The legislation in question is the Marriage Equality Act, proposed last Tuesday by New York Governor Andrew Cuomo. The bill would give same-sex couples the right to a government-approved marriage, but would leave religious organizations the ability to define marriage as it sees fit.
This bill grants equal access to the government-created legal institution of civil marriage while leaving the religious institution of marriage to its own separate and fully autonomous sphere. The bill also guarantees that religious institutions and benevolent organizations such as the Knights of Columbus remain free to choose who may use their facilities for marriage ceremonies and celebrations or to whom they provide religious services, consistent with their religious principles.
Why is Greg Ball at the center of this legislation? Because he is one of the few Republican Senators left undecided about his vote. The New York State Senate has 62 member and is controlled by the GOP. Twenty-nine Democrats as well as 2 Republicans have pledged support for the Marriage Equality Act already. The Senate needs 32 yays to pass the bill. Ball could end up being the deciding vote.
And his vote was the topic of a particular tweet he sent out, asking his followers about the topic of gay marriage. Here's the tweet -
Opening up the discussion! So, if you were me, how would you vote on gay marriage? Yes or No?
As you would expect from Twitter, the responses have varied in eloquence. Here's a response that makes the argument from the conservative standpoint -
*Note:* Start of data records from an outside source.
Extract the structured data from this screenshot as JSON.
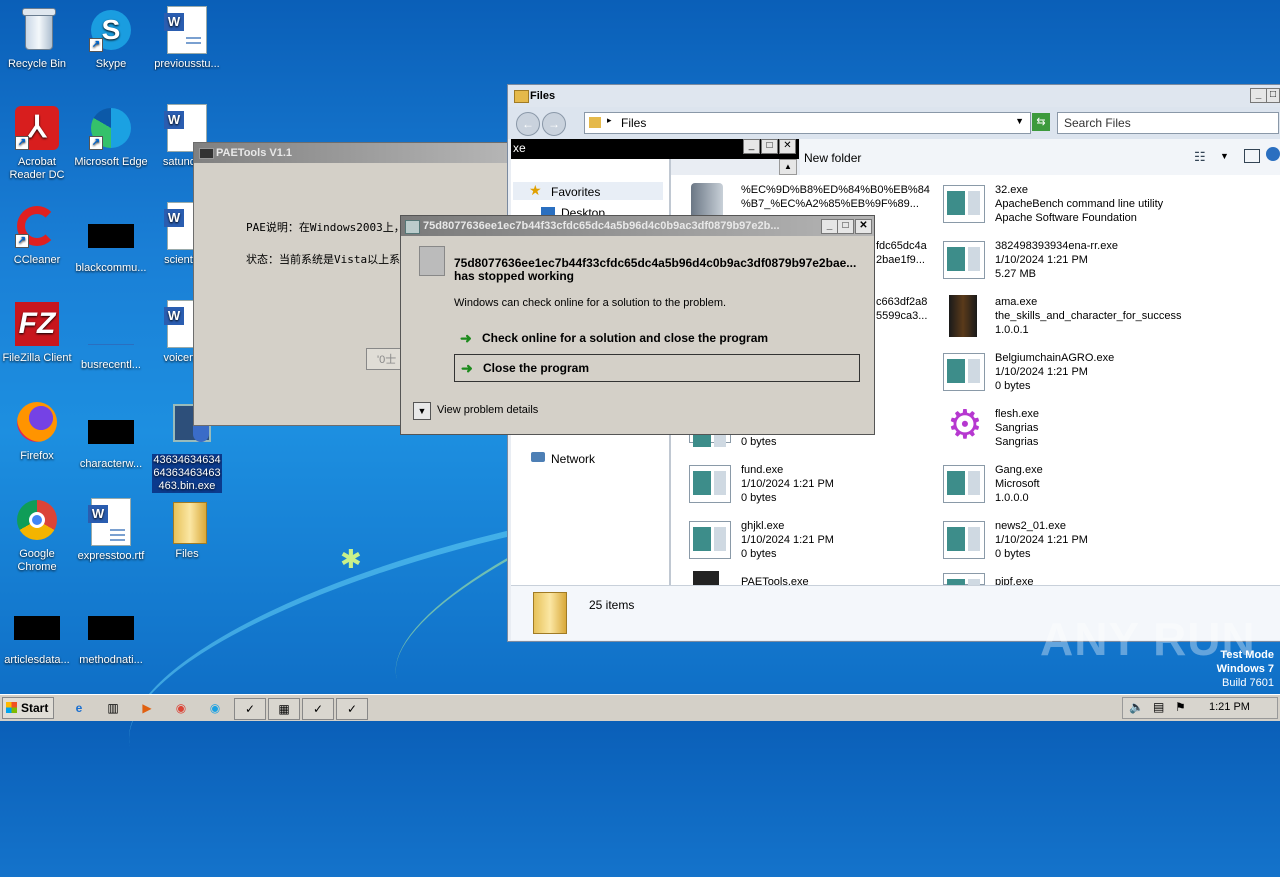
{
  "desktop": {
    "icons": [
      {
        "label": "Recycle Bin"
      },
      {
        "label": "Skype"
      },
      {
        "label": "previousstu..."
      },
      {
        "label": "Acrobat Reader DC"
      },
      {
        "label": "Microsoft Edge"
      },
      {
        "label": "satunde..."
      },
      {
        "label": "CCleaner"
      },
      {
        "label": "blackcommu..."
      },
      {
        "label": "scientifi..."
      },
      {
        "label": "FileZilla Client"
      },
      {
        "label": "busrecentl..."
      },
      {
        "label": "voicene..."
      },
      {
        "label": "Firefox"
      },
      {
        "label": "characterw..."
      },
      {
        "label": "43634634634 64363463463 463.bin.exe"
      },
      {
        "label": "Google Chrome"
      },
      {
        "label": "expresstoo.rtf"
      },
      {
        "label": "Files"
      },
      {
        "label": "articlesdata..."
      },
      {
        "label": "methodnati..."
      }
    ]
  },
  "paetools": {
    "title": "PAETools V1.1",
    "line1": "PAE说明：在Windows2003上，",
    "line2": "状态：当前系统是Vista以上系",
    "button": "'0士"
  },
  "explorer": {
    "title": "Files",
    "address": "Files",
    "search_placeholder": "Search Files",
    "new_folder": "New folder",
    "nav_pane_title": "xe",
    "nav": {
      "favorites": "Favorites",
      "desktop": "Desktop",
      "network": "Network"
    },
    "files": [
      {
        "name": "%EC%9D%B8%ED%84%B0%EB%84",
        "l2": "%B7_%EC%A2%85%EB%9F%89...",
        "l3": ""
      },
      {
        "name": "32.exe",
        "l2": "ApacheBench command line utility",
        "l3": "Apache Software Foundation"
      },
      {
        "name": "fdc65dc4a",
        "l2": "2bae1f9...",
        "l3": ""
      },
      {
        "name": "382498393934ena-rr.exe",
        "l2": "1/10/2024 1:21 PM",
        "l3": "5.27 MB"
      },
      {
        "name": "c663df2a8",
        "l2": "5599ca3...",
        "l3": ""
      },
      {
        "name": "ama.exe",
        "l2": "the_skills_and_character_for_success",
        "l3": "1.0.0.1"
      },
      {
        "name": "BelgiumchainAGRO.exe",
        "l2": "1/10/2024 1:21 PM",
        "l3": "0 bytes"
      },
      {
        "name": "",
        "l2": "",
        "l3": "0 bytes"
      },
      {
        "name": "flesh.exe",
        "l2": "Sangrias",
        "l3": "Sangrias"
      },
      {
        "name": "fund.exe",
        "l2": "1/10/2024 1:21 PM",
        "l3": "0 bytes"
      },
      {
        "name": "Gang.exe",
        "l2": "Microsoft",
        "l3": "1.0.0.0"
      },
      {
        "name": "ghjkl.exe",
        "l2": "1/10/2024 1:21 PM",
        "l3": "0 bytes"
      },
      {
        "name": "news2_01.exe",
        "l2": "1/10/2024 1:21 PM",
        "l3": "0 bytes"
      },
      {
        "name": "PAETools.exe",
        "l2": "",
        "l3": ""
      },
      {
        "name": "pipf.exe",
        "l2": "",
        "l3": ""
      }
    ],
    "status": "25 items"
  },
  "crash_dialog": {
    "title": "75d8077636ee1ec7b44f33cfdc65dc4a5b96d4c0b9ac3df0879b97e2b...",
    "app_name": "75d8077636ee1ec7b44f33cfdc65dc4a5b96d4c0b9ac3df0879b97e2bae...",
    "stopped": "has stopped working",
    "message": "Windows can check online for a solution to the problem.",
    "option1": "Check online for a solution and close the program",
    "option2": "Close the program",
    "details": "View problem details"
  },
  "watermark": {
    "mode": "Test Mode",
    "os": "Windows 7",
    "build": "Build 7601",
    "brand": "ANY RUN"
  },
  "taskbar": {
    "start": "Start",
    "clock": "1:21 PM"
  }
}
A quick search through the replies to his tweets show an overwhelming answer of "Yes" to the marriage equality bill. Out of the top 40 or so, I only counted one "NO" vote, the tweeter asking Ball to "grow some #GOP balls."
The Facebook response is a little more evenly split, but not much from what I can tell. In the most recent wall postings, I can only find a handful of people asking Senator ball to vote NO on the bill. And those people are being questioned heavily about their post in the comments.
Ball told Politico that calls and letters coming into his office are actually in favor of a NO vote 60 / 40.
And about why he asked his social media followers to weigh in on the decision - he said "I thought is was better than sending Weiner-like photos." Ouch, kick a man while he's down why don't ya? You'd think with the name "Ball," he would find some solidarity with Weiner, right?
There could be more selfish motivations for the Senator, however. One Facebook wall post asks "Hey, have you made up your mind yet? Or are you just waiting for some more attention?" Ball has gained thousands of Twitter followers and Facebook likes since posing the gay marriage question.
Would you like to see more politicians reach out on Twitter and Facebook - not simply be active posters but actually ask questions of their followers? Let us know what you think.